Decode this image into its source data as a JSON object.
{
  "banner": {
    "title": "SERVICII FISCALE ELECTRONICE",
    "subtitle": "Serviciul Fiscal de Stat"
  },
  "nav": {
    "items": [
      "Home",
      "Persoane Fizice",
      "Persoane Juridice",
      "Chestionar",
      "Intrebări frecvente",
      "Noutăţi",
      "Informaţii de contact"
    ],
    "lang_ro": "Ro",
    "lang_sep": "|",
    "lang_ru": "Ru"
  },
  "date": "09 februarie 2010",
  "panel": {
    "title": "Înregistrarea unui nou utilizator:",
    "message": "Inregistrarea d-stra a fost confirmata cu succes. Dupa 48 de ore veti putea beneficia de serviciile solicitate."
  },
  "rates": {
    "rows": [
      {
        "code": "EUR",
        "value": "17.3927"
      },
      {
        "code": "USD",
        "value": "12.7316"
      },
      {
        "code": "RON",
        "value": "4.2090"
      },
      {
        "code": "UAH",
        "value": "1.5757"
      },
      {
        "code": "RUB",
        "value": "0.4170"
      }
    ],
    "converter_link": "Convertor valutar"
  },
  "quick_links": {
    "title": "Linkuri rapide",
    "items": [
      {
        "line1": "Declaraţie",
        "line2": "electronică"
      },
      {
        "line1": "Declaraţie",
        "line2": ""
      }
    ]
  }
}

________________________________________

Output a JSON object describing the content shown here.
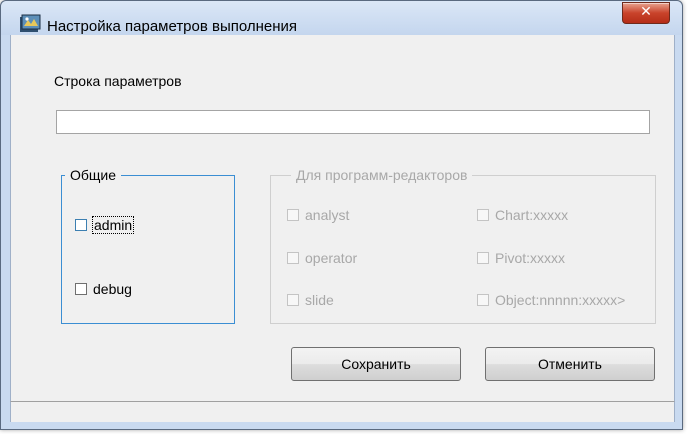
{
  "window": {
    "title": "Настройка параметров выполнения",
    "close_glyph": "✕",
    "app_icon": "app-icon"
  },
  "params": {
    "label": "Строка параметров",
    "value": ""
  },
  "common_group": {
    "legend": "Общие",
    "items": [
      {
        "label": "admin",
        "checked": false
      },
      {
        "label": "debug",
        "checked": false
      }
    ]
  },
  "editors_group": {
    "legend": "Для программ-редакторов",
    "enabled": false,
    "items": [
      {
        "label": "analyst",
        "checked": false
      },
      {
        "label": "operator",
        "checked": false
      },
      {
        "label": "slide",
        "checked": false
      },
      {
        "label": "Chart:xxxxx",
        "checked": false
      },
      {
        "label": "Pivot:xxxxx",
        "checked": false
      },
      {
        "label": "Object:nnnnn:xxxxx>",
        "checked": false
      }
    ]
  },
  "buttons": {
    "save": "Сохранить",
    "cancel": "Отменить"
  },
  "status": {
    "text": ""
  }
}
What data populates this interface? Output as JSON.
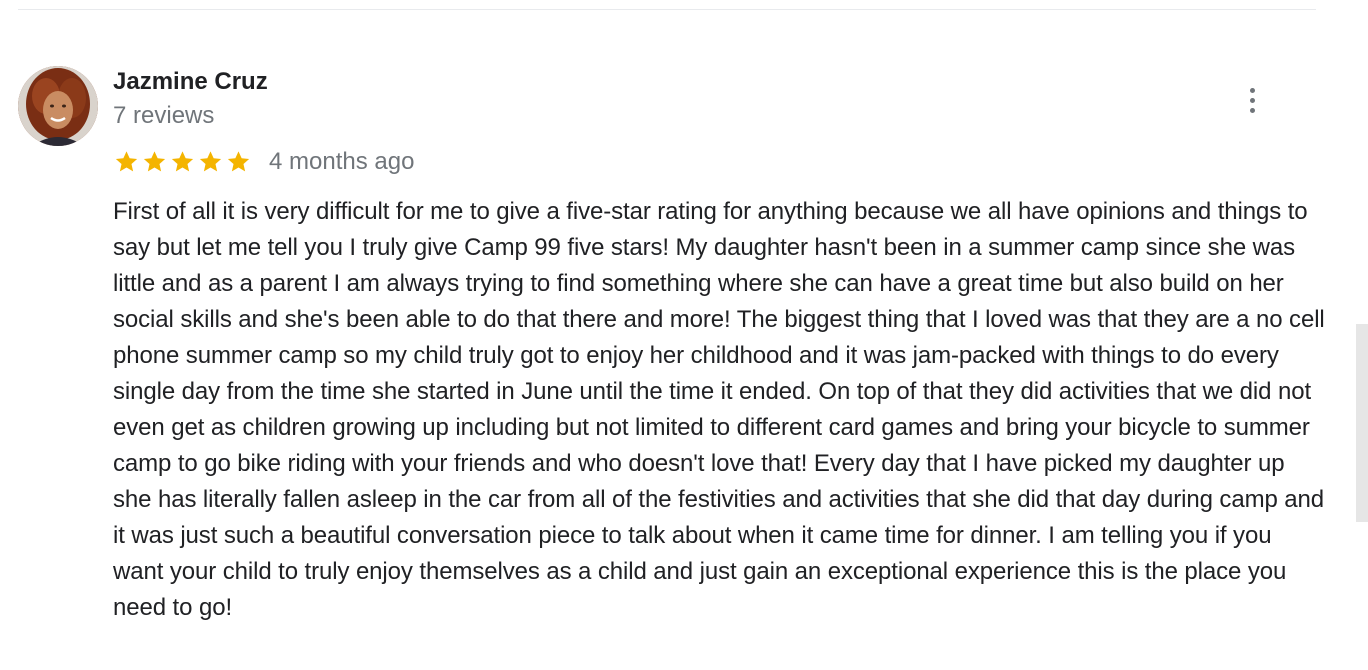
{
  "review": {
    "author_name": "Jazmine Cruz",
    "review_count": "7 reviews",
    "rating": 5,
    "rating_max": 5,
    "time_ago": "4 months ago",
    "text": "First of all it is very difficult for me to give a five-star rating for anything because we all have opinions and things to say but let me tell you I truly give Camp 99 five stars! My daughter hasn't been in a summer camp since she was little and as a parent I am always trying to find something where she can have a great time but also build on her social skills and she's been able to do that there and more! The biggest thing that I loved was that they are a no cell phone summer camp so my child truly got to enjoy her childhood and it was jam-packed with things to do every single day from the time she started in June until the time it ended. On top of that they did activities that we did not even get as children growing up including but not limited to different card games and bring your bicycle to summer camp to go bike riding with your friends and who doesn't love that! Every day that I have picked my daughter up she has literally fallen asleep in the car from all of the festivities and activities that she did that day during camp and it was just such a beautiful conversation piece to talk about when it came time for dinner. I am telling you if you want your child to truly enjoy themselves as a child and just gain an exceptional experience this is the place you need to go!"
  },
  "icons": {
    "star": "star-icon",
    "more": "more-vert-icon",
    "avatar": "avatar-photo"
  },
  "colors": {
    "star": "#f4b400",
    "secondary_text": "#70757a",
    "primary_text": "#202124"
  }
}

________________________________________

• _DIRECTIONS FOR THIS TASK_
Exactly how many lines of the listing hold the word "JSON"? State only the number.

• _RESULT_
3